The 2013 Jeep Patriot is something of a mixed bag, disappointing in some ways and worthy of respect in others.
The reason could simply be that the compact Patriot was born in 2007, a time when parent Chrysler was in a big financial hole and digging itself deeper all the time. Penny pinching was apparently the order of the day.
The bang-for-the-buck strategy can be seen in the two-for-one development of the Patriot and its fraternal twin, the Jeep Compass. The only real difference between the two is the exterior styling — enough of a separation, Chrysler obviously hoped, to expand the customer pool.
Add to that the fact that both Jeeplets were derived from the same platform that underpins the mostly unloved Dodge Caliber, and it’s not hard to believe how overall costs were held in check.
Chrysler believes cost to the consumer is a big plus and bills the 2013 Jeep Patriot as the “best-priced 4X4 in America. “ But that isn’t necessarily the ringing endorsement it is intended to be.
For the record, I should note that the best-price claim of $15,995 is for the base front-wheel-drive Sport model. The vehicle I drove, a mid-level Jeep Patriot Latitude 4X4, carried a suggested base price of $22,880 and a bottom-line of $26,320 once all the options were added in. Not bad, but not exactly peanuts, either.
Based on my week with the car, I’d say the two biggest disappointments were the powertrain and the interior.
The 2013 Patriot I drove teamed a continuously variable transmission with a 2.4-liter, four-cylinder engine that produces 172 horsepower and 165 pound-feet of torque.
Step on the gas and there’s a lot of smoke (ok, no smoke, just noise) but no fire. The engine drones while the CVT is adjusting gear ratios to suit the level of acceleration. But, nothing much in the way of forward motion happens.
The run from a stop to 60 mph takes 10 seconds, more if there is any sort of incline to challenge the Patriot’s progress. At least I was glad I wasn’t driving a model with the base engine, a 2-liter, four-cylinder model that puts out 158 horsepower and 141 pound-feet of torque.
Looking to the updated 2014 models already on dealer’s lots, engine choices won’t change but performance should improve, thanks to the availability of a traditional six-speed automatic transmission.

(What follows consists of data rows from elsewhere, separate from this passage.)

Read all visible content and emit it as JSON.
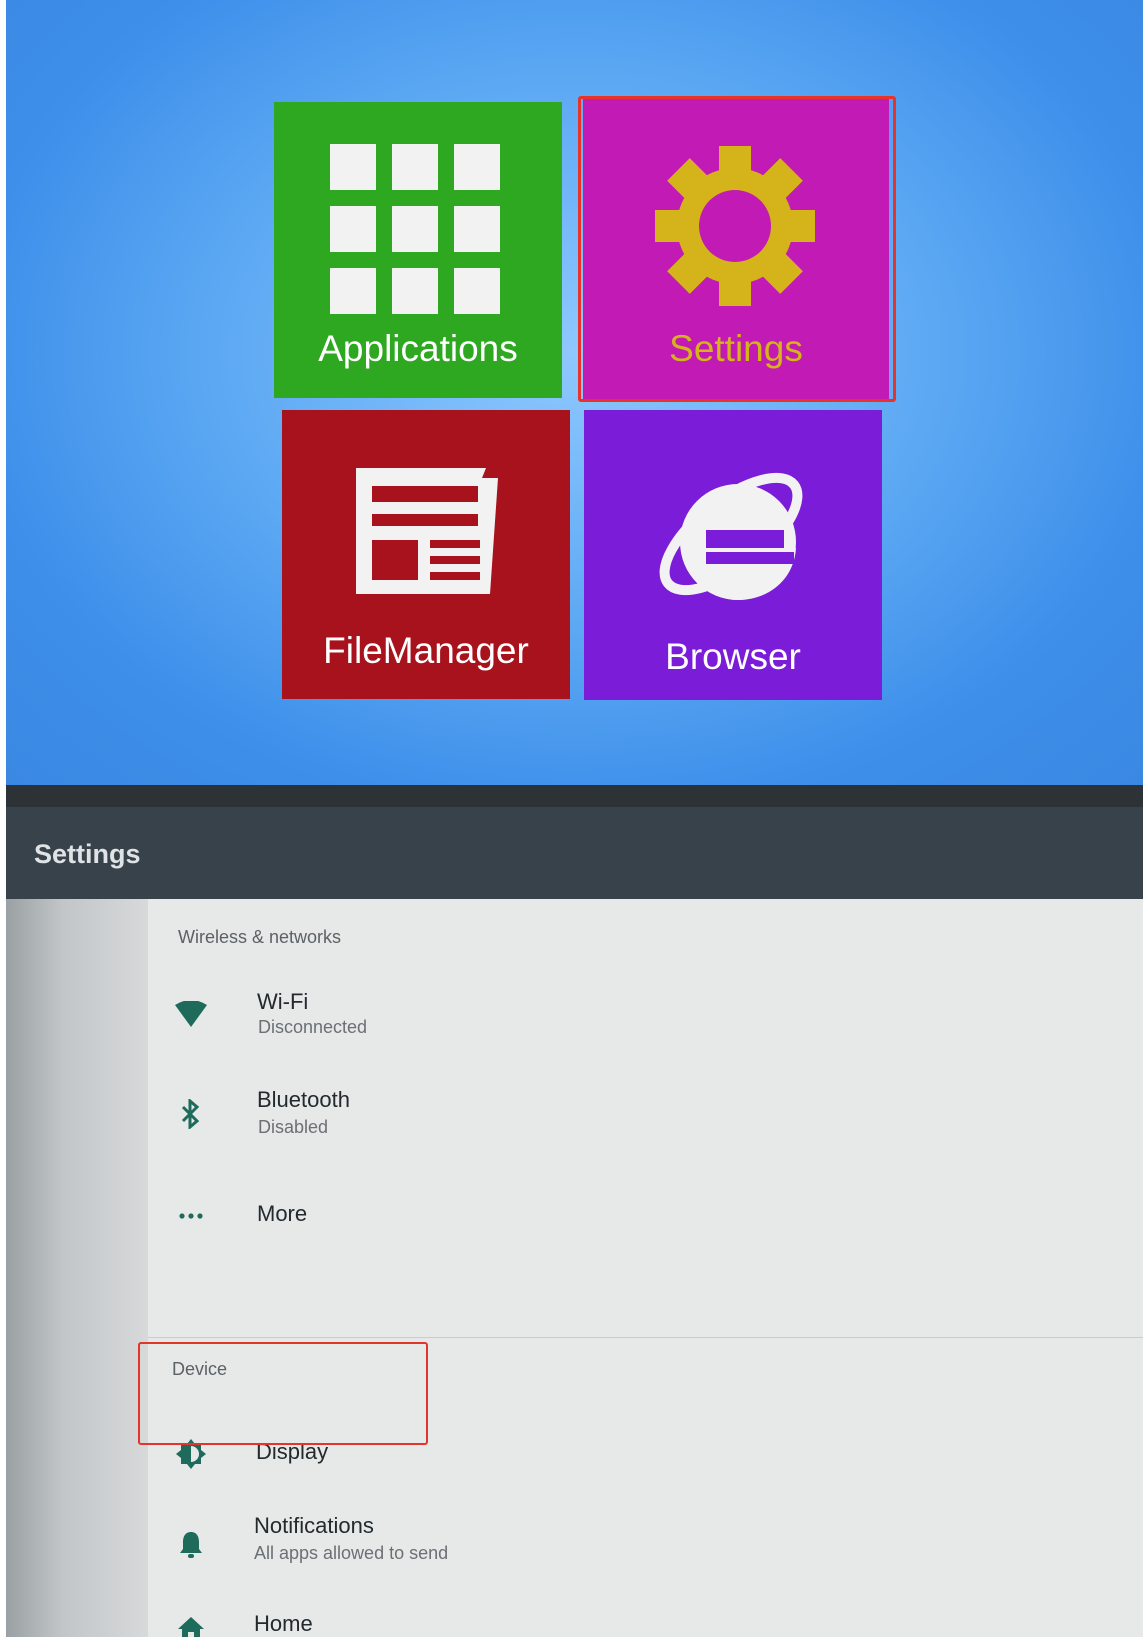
{
  "launcher": {
    "tiles": [
      {
        "label": "Applications",
        "icon": "grid-icon",
        "color": "#2ea820"
      },
      {
        "label": "Settings",
        "icon": "gear-icon",
        "color": "#c21ab4"
      },
      {
        "label": "FileManager",
        "icon": "document-icon",
        "color": "#a8121c"
      },
      {
        "label": "Browser",
        "icon": "internet-explorer-icon",
        "color": "#7a1cd8"
      }
    ],
    "highlight_color": "#e8322a"
  },
  "settings": {
    "title": "Settings",
    "sections": [
      {
        "header": "Wireless & networks",
        "items": [
          {
            "title": "Wi-Fi",
            "summary": "Disconnected",
            "icon": "wifi-icon"
          },
          {
            "title": "Bluetooth",
            "summary": "Disabled",
            "icon": "bluetooth-icon"
          },
          {
            "title": "More",
            "summary": "",
            "icon": "more-dots-icon"
          }
        ]
      },
      {
        "header": "Device",
        "items": [
          {
            "title": "Display",
            "summary": "",
            "icon": "brightness-icon"
          },
          {
            "title": "Notifications",
            "summary": "All apps allowed to send",
            "icon": "bell-icon"
          },
          {
            "title": "Home",
            "summary": "",
            "icon": "home-icon"
          }
        ]
      }
    ],
    "accent_color": "#1e6b5c"
  }
}
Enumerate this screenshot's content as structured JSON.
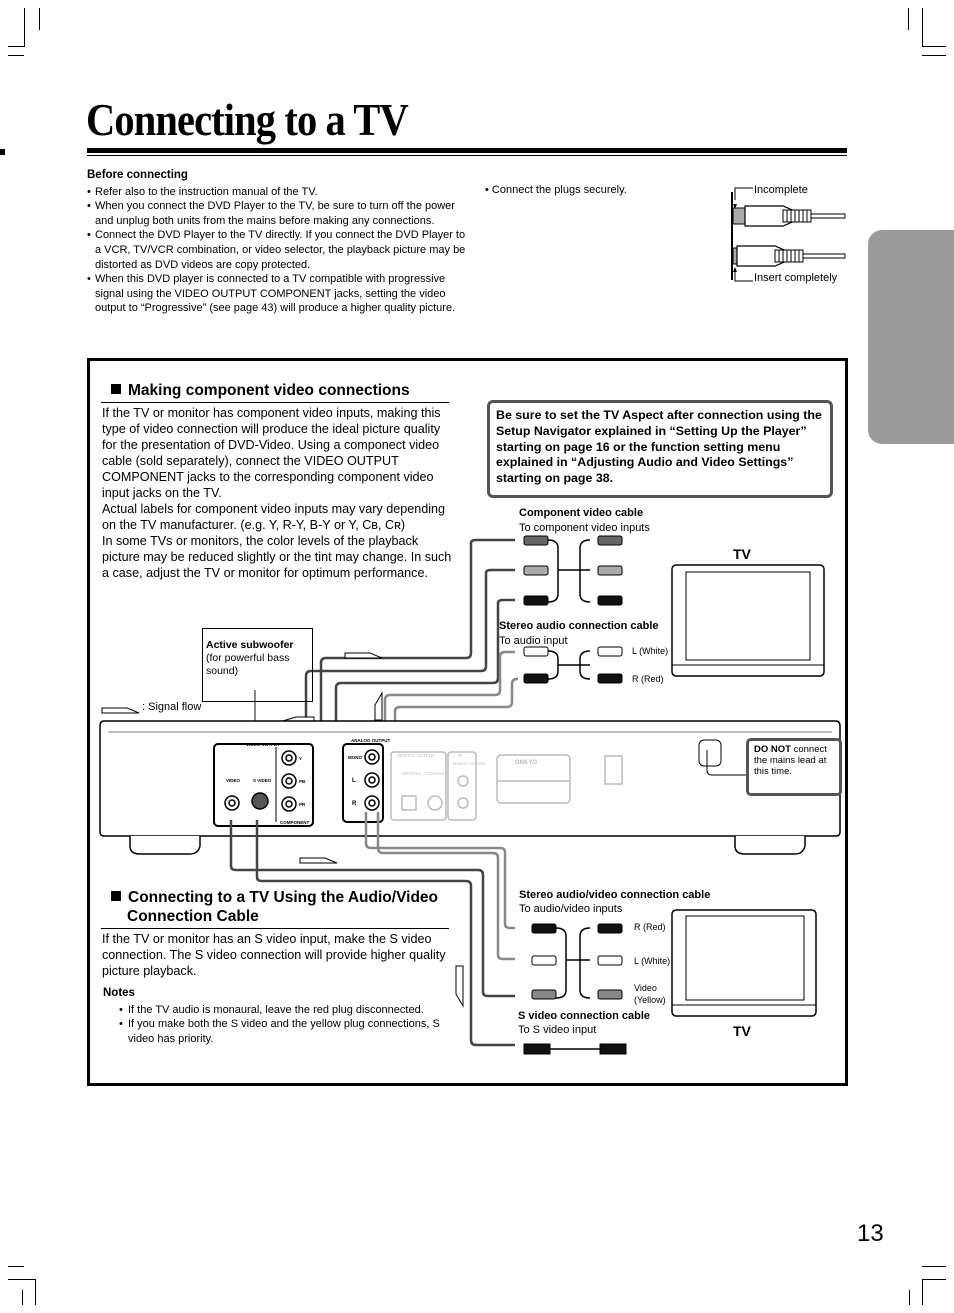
{
  "page": {
    "title": "Connecting to a TV",
    "page_number": "13"
  },
  "before_connecting": {
    "heading": "Before connecting",
    "items": [
      "Refer also to the instruction manual of the TV.",
      "When you connect the DVD Player to the TV, be sure to turn off the power and unplug both units from the mains before making any connections.",
      "Connect the DVD Player to the TV directly. If you connect the DVD Player to a VCR, TV/VCR combination, or video selector, the playback picture may be distorted as DVD videos are copy protected.",
      "When this DVD player is connected to a TV compatible with progressive signal using the VIDEO OUTPUT COMPONENT jacks, setting the video output to “Progressive” (see page 43) will produce a higher quality picture."
    ]
  },
  "plug_tip": {
    "text": "• Connect the plugs securely.",
    "incomplete_label": "Incomplete",
    "complete_label": "Insert completely"
  },
  "component_section": {
    "heading": "Making component video connections",
    "paragraph_1": "If the TV or monitor has component video inputs, making this type of video connection will produce the ideal picture quality for the presentation of DVD-Video. Using a componect video cable (sold separately), connect the VIDEO OUTPUT COMPONENT  jacks to the corresponding component video input jacks on the TV.",
    "paragraph_2": "Actual labels for component video inputs may vary depending on the TV manufacturer. (e.g. Y, R-Y, B-Y or Y, Cʙ, Cʀ)",
    "paragraph_3": "In some TVs or monitors, the color levels of the playback picture may be reduced slightly or the tint may change. In such a case, adjust the TV or monitor for optimum performance."
  },
  "notice": {
    "text": "Be sure to set the TV Aspect after connection using the Setup Navigator explained in “Setting Up the Player” starting on page 16 or the function setting menu explained in “Adjusting Audio and Video Settings” starting on page 38."
  },
  "diagram": {
    "component_cable_title": "Component video cable",
    "component_cable_sub": "To component video inputs",
    "stereo_cable_title": "Stereo audio connection cable",
    "stereo_cable_sub": "To audio input",
    "l_white": "L (White)",
    "r_red": "R (Red)",
    "tv_label": "TV",
    "subwoofer_title": "Active subwoofer",
    "subwoofer_sub": "(for powerful bass sound)",
    "signal_flow": ": Signal flow",
    "do_not_bold": "DO NOT",
    "do_not_rest": " connect the mains lead at this time.",
    "jack_labels": {
      "video_output": "VIDEO OUTPUT",
      "video": "VIDEO",
      "s_video": "S VIDEO",
      "component": "COMPONENT",
      "y": "Y",
      "pb": "PB",
      "pr": "PR",
      "analog_output": "ANALOG OUTPUT",
      "mono": "MONO",
      "l": "L",
      "r": "R",
      "digital_output": "DIGITAL OUTPUT",
      "optical": "OPTICAL",
      "coaxial": "COAXIAL",
      "remote_control": "REMOTE CONTROL",
      "ri": "RI",
      "brand": "ONKYO"
    },
    "av_cable_title": "Stereo audio/video connection cable",
    "av_cable_sub": "To audio/video inputs",
    "video_yellow_1": "Video",
    "video_yellow_2": "(Yellow)",
    "svideo_cable_title": "S video connection cable",
    "svideo_cable_sub": "To S video input"
  },
  "av_section": {
    "heading_line1": "Connecting to a TV Using the Audio/Video",
    "heading_line2": "Connection Cable",
    "paragraph": "If the TV or monitor has an S video input, make the S video connection. The S video connection will provide higher quality picture playback.",
    "notes_heading": "Notes",
    "notes": [
      "If the TV audio is monaural, leave the red plug disconnected.",
      "If you make both the S video and the yellow plug connections, S video has priority."
    ]
  },
  "colors": {
    "side_tab": "#9b9b9b",
    "notice_border": "#555555",
    "plug_dark": "#111111",
    "plug_mid": "#8a8a8a",
    "plug_gray": "#5f5f5f",
    "plug_light": "#ffffff"
  }
}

To be fair, the performance of the 2013 Patriot Latitude was generally adequate on the level roads in and around Scottsdale, AZ, where I drove the Jeep during a visit with my daughter and her family.
And, if I wanted to move out a bit more swiftly, I put the center console-mounted shifter into manual mode and the transmission became more responsive, acting somewhat like a traditional six-speed transmission.